§ **Extracted records**
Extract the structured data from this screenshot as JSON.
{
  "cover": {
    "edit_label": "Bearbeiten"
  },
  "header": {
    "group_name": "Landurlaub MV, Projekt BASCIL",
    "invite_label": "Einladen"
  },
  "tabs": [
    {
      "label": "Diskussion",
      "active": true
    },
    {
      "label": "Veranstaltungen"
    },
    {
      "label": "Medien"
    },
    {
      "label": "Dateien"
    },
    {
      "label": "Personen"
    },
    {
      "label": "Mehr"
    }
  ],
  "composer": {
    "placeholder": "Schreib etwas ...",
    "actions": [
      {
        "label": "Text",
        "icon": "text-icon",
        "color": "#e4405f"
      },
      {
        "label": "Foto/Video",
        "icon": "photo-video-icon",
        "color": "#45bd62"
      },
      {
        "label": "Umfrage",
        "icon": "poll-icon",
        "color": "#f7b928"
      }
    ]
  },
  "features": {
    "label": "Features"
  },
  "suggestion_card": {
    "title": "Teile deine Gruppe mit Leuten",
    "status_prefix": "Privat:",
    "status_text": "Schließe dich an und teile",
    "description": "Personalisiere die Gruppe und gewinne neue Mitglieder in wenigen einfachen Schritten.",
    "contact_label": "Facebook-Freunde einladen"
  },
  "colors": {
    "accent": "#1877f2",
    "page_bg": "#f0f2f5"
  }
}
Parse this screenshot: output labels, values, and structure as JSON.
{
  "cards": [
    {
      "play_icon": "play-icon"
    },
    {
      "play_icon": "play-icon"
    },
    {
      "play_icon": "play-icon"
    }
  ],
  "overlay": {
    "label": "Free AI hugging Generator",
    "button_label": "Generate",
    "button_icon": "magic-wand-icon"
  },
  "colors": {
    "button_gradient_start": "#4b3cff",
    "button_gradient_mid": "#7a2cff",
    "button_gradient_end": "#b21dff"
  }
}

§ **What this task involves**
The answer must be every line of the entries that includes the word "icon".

§ **Finished exercise**
        "icon": "text-icon",
        "icon": "photo-video-icon",
        "icon": "poll-icon",
      "play_icon": "play-icon"
      "play_icon": "play-icon"
      "play_icon": "play-icon"
    "button_icon": "magic-wand-icon"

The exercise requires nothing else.